Records from a collection:
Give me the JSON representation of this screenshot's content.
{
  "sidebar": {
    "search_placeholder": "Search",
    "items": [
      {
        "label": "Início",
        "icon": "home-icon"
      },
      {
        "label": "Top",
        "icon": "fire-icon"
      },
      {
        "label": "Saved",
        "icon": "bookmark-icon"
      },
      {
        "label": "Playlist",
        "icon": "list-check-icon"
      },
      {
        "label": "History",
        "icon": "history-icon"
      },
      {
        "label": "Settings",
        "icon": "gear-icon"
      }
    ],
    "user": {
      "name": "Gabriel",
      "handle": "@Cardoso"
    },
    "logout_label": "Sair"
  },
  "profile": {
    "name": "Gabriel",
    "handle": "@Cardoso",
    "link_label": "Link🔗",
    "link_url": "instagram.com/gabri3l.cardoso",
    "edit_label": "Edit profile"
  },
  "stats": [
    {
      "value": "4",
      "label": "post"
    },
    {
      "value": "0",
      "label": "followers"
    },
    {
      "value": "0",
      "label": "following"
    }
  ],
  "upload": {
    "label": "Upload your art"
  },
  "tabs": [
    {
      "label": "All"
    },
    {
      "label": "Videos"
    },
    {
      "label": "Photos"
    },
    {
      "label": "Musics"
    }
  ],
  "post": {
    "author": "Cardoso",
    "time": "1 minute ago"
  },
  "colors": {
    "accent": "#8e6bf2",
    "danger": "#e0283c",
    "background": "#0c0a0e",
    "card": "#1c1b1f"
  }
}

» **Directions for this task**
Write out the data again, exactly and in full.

» **Exercise solution**
Give me the JSON representation of this screenshot's content.
{
  "sidebar": {
    "search_placeholder": "Search",
    "items": [
      {
        "label": "Início",
        "icon": "home-icon"
      },
      {
        "label": "Top",
        "icon": "fire-icon"
      },
      {
        "label": "Saved",
        "icon": "bookmark-icon"
      },
      {
        "label": "Playlist",
        "icon": "list-check-icon"
      },
      {
        "label": "History",
        "icon": "history-icon"
      },
      {
        "label": "Settings",
        "icon": "gear-icon"
      }
    ],
    "user": {
      "name": "Gabriel",
      "handle": "@Cardoso"
    },
    "logout_label": "Sair"
  },
  "profile": {
    "name": "Gabriel",
    "handle": "@Cardoso",
    "link_label": "Link🔗",
    "link_url": "instagram.com/gabri3l.cardoso",
    "edit_label": "Edit profile"
  },
  "stats": [
    {
      "value": "4",
      "label": "post"
    },
    {
      "value": "0",
      "label": "followers"
    },
    {
      "value": "0",
      "label": "following"
    }
  ],
  "upload": {
    "label": "Upload your art"
  },
  "tabs": [
    {
      "label": "All"
    },
    {
      "label": "Videos"
    },
    {
      "label": "Photos"
    },
    {
      "label": "Musics"
    }
  ],
  "post": {
    "author": "Cardoso",
    "time": "1 minute ago"
  },
  "colors": {
    "accent": "#8e6bf2",
    "danger": "#e0283c",
    "background": "#0c0a0e",
    "card": "#1c1b1f"
  }
}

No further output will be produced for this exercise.